Sustainable Livestock Production on the Frontier: Plant and Soil Responses to Simulated Managed Grazing in Sub-Arctic Alaska

Project Overview

GW15-005
Project Type: Graduate Student
Funds awarded in 2015: $24,329.00
Projected End Date: 12/31/2017
Grant Recipient: University of Alaska Fairbanks
Region: Western
State: Alaska
Graduate Student:
Major Professor:
Dr. Janice Rowell
University of Alaska Fairbanks

Annual Reports

Commodities

  • Agronomic: corn, wheat, grass (misc. perennial), hay

Practices

  • Animal Production: feed/forage, grazing management, grazing - rotational, pasture renovation, pasture fertility, stocking rate
  • Crop Production: nutrient cycling
  • Education and Training: extension, on-farm/ranch research
  • Production Systems: agroecosystems, holistic management
  • Soil Management: nutrient mineralization, organic matter, soil analysis, soil microbiology, soil physics, soil quality/health

    Proposal abstract:

    Alaskans live at the end of a very long, vulnerable food chain.

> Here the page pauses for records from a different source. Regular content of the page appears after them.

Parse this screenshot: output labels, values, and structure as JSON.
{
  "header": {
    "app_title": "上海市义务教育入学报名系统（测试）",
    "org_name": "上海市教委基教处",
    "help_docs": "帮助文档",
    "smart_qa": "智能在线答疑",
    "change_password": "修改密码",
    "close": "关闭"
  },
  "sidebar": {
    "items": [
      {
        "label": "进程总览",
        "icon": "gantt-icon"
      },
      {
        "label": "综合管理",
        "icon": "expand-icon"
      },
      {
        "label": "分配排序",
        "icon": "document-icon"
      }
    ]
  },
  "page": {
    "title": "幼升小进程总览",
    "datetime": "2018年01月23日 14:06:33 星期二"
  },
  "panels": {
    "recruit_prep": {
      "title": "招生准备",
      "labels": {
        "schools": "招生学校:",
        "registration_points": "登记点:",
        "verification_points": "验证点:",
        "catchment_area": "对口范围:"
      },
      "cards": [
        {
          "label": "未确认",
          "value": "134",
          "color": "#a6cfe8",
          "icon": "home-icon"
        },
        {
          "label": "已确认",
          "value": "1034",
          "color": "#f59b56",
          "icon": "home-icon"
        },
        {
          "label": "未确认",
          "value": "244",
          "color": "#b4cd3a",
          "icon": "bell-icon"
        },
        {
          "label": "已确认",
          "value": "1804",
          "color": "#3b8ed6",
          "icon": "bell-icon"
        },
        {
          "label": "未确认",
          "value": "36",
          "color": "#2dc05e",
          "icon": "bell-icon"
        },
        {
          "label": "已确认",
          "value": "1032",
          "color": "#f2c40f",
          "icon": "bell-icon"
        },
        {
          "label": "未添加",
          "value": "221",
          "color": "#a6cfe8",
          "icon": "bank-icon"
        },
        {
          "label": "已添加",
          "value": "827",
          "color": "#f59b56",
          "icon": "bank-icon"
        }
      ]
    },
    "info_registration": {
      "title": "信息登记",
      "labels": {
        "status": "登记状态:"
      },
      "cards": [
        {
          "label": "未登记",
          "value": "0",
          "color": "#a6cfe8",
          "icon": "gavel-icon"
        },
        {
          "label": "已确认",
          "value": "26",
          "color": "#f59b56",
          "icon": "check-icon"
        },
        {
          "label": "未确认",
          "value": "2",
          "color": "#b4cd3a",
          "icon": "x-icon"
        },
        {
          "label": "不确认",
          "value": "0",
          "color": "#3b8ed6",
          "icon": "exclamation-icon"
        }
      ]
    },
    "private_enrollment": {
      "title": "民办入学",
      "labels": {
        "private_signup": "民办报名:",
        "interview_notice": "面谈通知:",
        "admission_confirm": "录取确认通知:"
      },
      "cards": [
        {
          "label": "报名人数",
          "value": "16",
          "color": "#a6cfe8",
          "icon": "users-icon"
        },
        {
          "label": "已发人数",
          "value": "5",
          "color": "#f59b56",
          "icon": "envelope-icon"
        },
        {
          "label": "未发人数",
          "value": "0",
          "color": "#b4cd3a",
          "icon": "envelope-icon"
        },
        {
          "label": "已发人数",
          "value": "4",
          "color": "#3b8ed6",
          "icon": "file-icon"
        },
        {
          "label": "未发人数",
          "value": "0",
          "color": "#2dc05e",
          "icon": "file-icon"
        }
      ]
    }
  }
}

The Alaska Food Policy Council Strategic Plan, 2012 estimated that only 5% of food consumed in Alaska was produced in-state. The growing awareness of food insecurity and the impact of food systems on state economy, health, and security has renewed interest in agricultural production with a goal of developing a more sustainable and diverse agricultural model. Even though grazing is a natural system for Alaska, agricultural production in the state has remained largely undeveloped due to limiting factors such as extreme climactic conditions, expensive farm inputs, and a lack of research into regionally specific farming practices.  At USDA and SARE sponsored conferences and workshops, Alaskan livestock producers have emphasized the need to develop sustainable grazing strategies that are appropriate for high latitudes 1. Developing flexible livestock management systems not only enhances the sustainability of current farming operations but also provides producers with essential tools to manage risks associated with global climate change 2. We need to start collecting baseline information now and initiate monitoring programs if we are to understand and adapt to changes in sub-arctic agricultural systems. The goal of this research is to evaluate the response of pastures to an intensively managed rotational grazing (IMRG) regime. Managing a robust pasture ecosystem and optimizing available forage in sub-arctic conditions is a challenge. The region is characterized by a short growing season, slow decomposition rates, and undeveloped soils that are sensitive to compaction and erosion. Although grazing practices in Alaska are frequently characterized as continuous, they are largely unmanaged. Here, as elsewhere, unmanaged grazing results in a heterogeneous pattern of pasture use, with animal feeding preferences creating patches of both over- and under-utilization and degradation. To evaluate the impacts, a full factorial experiment of simulated trampling, manure/urine deposition, and forage removal will be conducted, mimicking the intensity and frequency of an IMRG. The simulations will be conducted on plots in two established pastures over the 2014 and 2015 grazing seasons. Changes in soil biota, physical soil characteristics, plant biomass, and plant community composition will be used to evaluate the suitability of IMRG for livestock farms in interior Alaska. This research provides a twofold benefit to stakeholders; it evaluates site-specific responses to IMRG and provides insight on the relative roles of grazing disturbance mechanisms on sub-arctic soil and plant health. References:  1) Rowell, J. E. et al. 2013. UAF Agricultural Forestry Experiment Station,  misc. - 1304.  2) Joyce, L. A. et al. 2013. Rangeland Ecology & Management 66, 512-528.

    Project objectives from proposal:

    The goal of this study is to evaluate the effects and interaction of simulated herbivory, manure/urine deposition, and trampling in response to IMRG methodology.  The research will provide regionally specific baseline information and address some crucial knowledge gaps through the following objectives:

     

     

      1. Determine how an intense but brief simulated grazing disturbance affects the physical structure of pasture soils and plant communities.

     

      1. Measure changes in abundance and community structure of soil organisms and consequent effect on decomposition.

     

      1. Evaluate the relative and interactive roles of the three grazing mechanisms: herbivory, manure/urine deposition, and trampling in sub-arctic pastures.

     

     

    The following hypotheses address the objectives stated above:

     

    a) Soil organic matter will increase in response to manure/urine application, root sloughing from herbivory, and incorporation from trampling.

     

    b) Plant species composition will become more diverse and percentage of bare ground will decrease as a response to managed herbivory.

     

    c) Soil biota abundance and activity will increase in response to additional nutrients from manure/urine applications, root sloughing, and incorporation through trampling.

     

    d) Soil bulk density and penetration resistance will remain unchanged as plant cover and soil organic matter compensate for compression due to trampling.

    Any opinions, findings, conclusions, or recommendations expressed in this publication are those of the author(s) and do not necessarily reflect the view of the U.S. Department of Agriculture or SARE.